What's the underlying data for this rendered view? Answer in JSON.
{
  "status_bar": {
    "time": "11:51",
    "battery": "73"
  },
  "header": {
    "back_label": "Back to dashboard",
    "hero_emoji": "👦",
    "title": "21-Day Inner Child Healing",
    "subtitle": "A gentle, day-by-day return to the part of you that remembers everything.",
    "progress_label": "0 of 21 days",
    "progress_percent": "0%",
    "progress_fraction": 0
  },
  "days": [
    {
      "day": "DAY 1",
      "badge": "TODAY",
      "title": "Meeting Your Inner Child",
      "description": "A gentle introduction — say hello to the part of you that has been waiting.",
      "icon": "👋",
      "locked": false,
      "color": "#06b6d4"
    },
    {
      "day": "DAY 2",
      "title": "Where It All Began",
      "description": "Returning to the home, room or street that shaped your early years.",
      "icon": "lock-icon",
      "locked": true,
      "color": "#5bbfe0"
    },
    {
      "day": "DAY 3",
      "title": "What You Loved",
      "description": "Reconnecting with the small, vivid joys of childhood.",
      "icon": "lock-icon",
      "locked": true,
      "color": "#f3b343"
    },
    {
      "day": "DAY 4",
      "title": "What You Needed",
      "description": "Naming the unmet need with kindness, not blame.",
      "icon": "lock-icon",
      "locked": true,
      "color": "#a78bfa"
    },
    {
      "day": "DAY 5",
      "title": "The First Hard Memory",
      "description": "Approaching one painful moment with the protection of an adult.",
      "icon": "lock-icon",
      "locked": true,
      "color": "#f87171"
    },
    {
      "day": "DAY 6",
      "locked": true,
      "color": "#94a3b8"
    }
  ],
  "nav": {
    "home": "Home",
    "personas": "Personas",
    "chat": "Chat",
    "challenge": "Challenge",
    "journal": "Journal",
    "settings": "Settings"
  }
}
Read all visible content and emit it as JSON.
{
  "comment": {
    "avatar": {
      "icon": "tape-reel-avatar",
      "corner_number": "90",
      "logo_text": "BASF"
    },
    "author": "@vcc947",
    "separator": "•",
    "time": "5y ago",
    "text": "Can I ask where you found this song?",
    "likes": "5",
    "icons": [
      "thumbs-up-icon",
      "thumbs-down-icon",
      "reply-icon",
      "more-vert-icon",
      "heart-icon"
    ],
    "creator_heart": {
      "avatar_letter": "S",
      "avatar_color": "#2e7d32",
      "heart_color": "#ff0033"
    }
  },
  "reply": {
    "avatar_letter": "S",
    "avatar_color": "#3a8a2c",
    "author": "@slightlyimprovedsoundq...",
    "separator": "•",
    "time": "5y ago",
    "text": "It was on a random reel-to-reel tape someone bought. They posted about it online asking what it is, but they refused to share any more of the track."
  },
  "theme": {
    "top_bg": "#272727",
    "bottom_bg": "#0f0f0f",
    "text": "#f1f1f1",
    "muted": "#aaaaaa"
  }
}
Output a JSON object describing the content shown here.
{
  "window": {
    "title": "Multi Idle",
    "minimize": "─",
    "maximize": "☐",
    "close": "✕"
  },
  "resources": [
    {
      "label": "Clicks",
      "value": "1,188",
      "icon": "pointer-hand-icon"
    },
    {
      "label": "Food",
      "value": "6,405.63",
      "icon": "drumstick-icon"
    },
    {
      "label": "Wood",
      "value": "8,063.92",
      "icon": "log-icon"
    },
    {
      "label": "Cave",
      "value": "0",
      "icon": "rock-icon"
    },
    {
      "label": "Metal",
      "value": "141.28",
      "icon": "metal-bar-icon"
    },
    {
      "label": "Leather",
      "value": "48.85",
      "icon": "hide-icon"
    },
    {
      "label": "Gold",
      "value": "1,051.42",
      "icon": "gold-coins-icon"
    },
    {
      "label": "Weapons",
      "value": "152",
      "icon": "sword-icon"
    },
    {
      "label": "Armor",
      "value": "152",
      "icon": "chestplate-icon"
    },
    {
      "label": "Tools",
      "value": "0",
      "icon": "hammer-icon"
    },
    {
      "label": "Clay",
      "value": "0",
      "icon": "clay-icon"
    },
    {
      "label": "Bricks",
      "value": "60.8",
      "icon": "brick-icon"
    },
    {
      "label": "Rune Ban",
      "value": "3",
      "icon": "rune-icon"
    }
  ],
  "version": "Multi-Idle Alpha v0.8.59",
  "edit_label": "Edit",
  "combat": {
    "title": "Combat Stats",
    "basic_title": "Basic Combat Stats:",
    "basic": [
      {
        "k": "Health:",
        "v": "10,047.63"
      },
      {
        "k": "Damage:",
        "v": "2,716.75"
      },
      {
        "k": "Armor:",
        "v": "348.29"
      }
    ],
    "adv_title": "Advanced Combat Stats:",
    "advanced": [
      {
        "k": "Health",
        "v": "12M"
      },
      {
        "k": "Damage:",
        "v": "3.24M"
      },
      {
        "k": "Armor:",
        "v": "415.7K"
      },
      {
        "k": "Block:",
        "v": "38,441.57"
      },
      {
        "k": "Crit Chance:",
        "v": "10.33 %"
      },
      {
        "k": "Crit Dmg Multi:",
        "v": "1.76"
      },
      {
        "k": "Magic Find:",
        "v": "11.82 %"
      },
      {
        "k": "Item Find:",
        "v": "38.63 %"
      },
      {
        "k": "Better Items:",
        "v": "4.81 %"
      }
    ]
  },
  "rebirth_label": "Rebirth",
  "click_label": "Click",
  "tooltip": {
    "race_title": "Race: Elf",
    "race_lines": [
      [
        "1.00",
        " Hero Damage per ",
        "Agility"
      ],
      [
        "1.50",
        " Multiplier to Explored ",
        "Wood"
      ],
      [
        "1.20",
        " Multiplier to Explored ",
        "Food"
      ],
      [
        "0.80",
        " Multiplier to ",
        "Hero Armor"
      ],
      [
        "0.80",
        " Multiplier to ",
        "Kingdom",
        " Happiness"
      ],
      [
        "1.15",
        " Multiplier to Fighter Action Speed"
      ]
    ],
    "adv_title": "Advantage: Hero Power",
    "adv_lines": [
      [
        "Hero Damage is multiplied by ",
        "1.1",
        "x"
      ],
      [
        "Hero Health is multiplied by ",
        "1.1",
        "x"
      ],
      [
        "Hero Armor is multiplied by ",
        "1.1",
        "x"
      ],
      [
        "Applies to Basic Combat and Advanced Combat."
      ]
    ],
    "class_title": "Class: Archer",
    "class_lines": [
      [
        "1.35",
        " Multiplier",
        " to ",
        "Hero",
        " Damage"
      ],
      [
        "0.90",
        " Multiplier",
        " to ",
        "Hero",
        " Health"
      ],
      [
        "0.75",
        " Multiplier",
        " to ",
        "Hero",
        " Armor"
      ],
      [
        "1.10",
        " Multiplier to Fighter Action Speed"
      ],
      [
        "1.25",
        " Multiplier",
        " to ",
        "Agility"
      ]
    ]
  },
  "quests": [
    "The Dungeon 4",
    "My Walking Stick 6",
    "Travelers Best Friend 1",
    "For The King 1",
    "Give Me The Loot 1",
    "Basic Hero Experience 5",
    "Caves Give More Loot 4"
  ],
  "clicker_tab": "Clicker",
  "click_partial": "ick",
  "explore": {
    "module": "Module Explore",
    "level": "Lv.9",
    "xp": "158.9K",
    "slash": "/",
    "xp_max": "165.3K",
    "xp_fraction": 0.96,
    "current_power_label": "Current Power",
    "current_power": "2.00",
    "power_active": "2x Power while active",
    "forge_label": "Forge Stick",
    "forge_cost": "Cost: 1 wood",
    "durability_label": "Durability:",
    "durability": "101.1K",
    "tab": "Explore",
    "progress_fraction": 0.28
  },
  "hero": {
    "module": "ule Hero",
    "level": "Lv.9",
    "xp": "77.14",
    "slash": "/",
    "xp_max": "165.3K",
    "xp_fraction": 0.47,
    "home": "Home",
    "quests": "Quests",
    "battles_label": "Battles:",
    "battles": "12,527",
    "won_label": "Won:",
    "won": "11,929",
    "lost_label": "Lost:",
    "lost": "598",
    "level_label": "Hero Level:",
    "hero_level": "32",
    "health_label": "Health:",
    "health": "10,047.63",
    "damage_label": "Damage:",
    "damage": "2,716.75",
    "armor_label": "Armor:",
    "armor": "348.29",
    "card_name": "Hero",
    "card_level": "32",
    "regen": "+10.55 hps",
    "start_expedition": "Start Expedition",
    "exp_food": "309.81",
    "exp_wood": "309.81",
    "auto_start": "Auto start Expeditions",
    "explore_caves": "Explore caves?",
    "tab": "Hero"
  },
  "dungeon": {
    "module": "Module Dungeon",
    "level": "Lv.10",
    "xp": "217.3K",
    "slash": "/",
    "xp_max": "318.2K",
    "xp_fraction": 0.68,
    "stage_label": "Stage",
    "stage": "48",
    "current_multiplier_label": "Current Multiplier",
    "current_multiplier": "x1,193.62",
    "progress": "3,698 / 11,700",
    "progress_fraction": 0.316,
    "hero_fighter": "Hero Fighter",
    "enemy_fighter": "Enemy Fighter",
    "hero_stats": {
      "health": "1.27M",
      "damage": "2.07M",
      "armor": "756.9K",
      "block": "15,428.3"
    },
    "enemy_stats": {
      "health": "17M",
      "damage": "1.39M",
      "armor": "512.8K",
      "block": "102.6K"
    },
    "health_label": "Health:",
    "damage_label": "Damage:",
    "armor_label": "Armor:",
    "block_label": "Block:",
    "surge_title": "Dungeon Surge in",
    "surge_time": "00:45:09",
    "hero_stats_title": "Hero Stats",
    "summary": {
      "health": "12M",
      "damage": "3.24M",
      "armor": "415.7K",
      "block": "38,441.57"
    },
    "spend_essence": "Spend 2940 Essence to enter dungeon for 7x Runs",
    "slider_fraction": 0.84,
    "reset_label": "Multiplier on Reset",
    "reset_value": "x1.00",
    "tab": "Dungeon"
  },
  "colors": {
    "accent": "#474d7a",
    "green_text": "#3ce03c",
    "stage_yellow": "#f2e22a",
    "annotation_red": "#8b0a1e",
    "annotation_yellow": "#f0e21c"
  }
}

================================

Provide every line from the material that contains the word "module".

TASK RESULT:
    "module": "Module Explore",
    "module": "ule Hero",
    "module": "Module Dungeon",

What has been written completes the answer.